> AIM OF THE TASK: Report every line of the records below that contains the word "webFlask".

> AVAILABLE DATA:
================
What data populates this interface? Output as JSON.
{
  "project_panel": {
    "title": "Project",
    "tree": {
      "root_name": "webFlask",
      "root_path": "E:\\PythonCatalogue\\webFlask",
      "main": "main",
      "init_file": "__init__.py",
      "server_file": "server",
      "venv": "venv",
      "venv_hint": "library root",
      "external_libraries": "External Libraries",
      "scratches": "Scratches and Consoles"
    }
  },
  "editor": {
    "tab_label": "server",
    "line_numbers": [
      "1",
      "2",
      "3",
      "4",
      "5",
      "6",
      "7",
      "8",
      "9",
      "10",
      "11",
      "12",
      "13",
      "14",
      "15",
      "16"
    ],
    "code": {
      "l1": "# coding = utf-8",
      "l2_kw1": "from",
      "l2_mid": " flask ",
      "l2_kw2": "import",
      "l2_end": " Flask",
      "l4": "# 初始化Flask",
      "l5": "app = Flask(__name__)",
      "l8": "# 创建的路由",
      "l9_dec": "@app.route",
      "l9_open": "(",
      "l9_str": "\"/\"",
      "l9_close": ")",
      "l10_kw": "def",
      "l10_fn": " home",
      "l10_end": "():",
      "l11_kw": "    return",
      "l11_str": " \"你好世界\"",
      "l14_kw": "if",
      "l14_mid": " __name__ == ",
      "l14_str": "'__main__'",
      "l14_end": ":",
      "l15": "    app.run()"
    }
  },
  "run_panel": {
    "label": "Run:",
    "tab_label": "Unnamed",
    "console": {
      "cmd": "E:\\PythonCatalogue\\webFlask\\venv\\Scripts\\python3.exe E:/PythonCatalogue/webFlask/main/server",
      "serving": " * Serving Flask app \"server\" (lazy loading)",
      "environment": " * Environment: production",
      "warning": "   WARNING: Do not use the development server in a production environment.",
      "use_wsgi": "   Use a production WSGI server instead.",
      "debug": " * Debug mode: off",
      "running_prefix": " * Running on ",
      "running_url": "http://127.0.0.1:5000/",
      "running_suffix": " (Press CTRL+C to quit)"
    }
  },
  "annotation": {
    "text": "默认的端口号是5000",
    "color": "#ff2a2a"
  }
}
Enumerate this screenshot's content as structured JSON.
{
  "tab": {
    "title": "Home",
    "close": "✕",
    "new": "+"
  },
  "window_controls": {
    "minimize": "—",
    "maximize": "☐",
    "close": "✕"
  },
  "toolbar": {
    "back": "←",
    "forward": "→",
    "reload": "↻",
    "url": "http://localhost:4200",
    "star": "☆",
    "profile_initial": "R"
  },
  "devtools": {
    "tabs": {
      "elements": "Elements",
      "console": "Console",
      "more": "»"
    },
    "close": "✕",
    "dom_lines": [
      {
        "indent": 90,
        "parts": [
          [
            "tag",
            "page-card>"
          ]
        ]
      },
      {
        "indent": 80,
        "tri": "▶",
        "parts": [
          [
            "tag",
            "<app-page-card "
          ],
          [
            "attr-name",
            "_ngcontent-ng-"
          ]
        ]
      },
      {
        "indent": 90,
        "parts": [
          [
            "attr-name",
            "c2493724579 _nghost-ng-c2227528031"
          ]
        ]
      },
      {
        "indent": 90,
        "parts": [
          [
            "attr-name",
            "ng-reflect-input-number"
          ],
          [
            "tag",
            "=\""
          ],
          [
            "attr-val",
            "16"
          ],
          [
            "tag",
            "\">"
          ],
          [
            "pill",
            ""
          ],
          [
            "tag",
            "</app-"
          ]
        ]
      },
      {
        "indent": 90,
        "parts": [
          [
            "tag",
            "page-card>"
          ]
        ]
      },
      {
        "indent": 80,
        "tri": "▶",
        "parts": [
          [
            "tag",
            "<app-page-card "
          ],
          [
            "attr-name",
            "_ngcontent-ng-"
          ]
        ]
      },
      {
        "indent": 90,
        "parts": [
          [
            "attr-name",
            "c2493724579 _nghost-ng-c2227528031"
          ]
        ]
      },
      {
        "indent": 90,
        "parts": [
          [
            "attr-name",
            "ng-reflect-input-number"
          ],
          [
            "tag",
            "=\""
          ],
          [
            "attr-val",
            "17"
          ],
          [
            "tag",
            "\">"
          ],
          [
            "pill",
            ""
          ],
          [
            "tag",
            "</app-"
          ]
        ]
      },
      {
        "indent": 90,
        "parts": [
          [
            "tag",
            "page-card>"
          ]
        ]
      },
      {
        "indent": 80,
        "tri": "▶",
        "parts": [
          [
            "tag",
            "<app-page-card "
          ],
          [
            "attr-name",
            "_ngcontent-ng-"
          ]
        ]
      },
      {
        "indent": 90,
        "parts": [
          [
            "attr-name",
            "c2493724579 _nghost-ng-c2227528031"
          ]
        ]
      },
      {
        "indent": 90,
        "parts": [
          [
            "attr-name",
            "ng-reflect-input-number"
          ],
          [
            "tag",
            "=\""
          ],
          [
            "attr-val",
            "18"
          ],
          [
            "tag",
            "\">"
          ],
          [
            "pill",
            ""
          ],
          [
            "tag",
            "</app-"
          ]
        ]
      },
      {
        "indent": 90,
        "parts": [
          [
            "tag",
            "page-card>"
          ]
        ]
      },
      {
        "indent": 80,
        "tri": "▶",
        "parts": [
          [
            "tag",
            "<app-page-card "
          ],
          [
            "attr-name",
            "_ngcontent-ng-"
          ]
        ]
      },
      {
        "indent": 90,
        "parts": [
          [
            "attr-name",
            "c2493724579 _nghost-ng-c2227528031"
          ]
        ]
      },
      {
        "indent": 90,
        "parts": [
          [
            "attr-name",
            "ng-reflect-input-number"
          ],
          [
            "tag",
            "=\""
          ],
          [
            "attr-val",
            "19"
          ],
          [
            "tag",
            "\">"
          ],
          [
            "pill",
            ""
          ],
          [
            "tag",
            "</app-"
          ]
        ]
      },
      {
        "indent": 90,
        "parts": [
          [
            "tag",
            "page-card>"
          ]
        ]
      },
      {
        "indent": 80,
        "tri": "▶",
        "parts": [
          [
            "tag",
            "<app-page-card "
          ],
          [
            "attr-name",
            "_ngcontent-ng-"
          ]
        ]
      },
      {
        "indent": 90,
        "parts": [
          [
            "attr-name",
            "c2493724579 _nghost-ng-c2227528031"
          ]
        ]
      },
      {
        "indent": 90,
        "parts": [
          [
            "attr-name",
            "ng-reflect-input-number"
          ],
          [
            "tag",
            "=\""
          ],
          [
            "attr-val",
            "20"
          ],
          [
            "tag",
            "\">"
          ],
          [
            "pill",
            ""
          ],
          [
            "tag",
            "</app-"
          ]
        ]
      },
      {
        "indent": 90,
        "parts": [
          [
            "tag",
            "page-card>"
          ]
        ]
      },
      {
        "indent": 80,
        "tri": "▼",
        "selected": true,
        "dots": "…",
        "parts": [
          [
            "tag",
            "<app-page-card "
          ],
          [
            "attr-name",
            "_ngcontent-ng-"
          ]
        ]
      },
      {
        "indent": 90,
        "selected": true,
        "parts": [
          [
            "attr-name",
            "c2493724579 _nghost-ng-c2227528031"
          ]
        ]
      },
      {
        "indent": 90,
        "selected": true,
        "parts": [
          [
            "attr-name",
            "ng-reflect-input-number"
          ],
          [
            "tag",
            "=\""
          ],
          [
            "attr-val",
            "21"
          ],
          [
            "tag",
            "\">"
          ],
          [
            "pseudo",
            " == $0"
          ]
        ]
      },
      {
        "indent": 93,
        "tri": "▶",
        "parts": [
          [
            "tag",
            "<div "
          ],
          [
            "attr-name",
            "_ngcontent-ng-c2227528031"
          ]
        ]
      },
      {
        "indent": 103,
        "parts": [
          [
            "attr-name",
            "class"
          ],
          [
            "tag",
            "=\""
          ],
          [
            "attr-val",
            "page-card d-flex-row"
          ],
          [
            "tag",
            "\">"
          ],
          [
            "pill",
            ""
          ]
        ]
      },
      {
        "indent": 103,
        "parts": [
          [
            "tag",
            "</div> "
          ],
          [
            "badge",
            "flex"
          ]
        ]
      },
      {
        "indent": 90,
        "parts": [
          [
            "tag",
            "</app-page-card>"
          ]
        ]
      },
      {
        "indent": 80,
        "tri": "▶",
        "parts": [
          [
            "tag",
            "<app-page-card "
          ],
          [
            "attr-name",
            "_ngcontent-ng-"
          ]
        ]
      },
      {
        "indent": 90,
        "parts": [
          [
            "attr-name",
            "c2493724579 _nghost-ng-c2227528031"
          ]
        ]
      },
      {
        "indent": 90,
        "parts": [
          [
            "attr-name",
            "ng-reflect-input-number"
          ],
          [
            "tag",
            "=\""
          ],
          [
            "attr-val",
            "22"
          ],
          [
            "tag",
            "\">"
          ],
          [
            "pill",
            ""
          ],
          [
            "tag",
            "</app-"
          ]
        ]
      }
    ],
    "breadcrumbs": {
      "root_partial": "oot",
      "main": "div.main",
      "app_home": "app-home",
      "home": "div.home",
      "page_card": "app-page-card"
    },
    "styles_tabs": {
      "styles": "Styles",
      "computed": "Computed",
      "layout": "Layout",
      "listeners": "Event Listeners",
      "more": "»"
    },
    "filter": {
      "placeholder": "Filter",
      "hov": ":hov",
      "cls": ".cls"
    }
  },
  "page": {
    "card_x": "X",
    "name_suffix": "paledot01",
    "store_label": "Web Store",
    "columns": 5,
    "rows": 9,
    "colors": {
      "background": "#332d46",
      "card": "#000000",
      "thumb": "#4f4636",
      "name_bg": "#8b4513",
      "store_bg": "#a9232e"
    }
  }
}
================
> RESPONSE AREA:
      "root_name": "webFlask",
      "root_path": "E:\\PythonCatalogue\\webFlask",
      "cmd": "E:\\PythonCatalogue\\webFlask\\venv\\Scripts\\python3.exe E:/PythonCatalogue/webFlask/main/server",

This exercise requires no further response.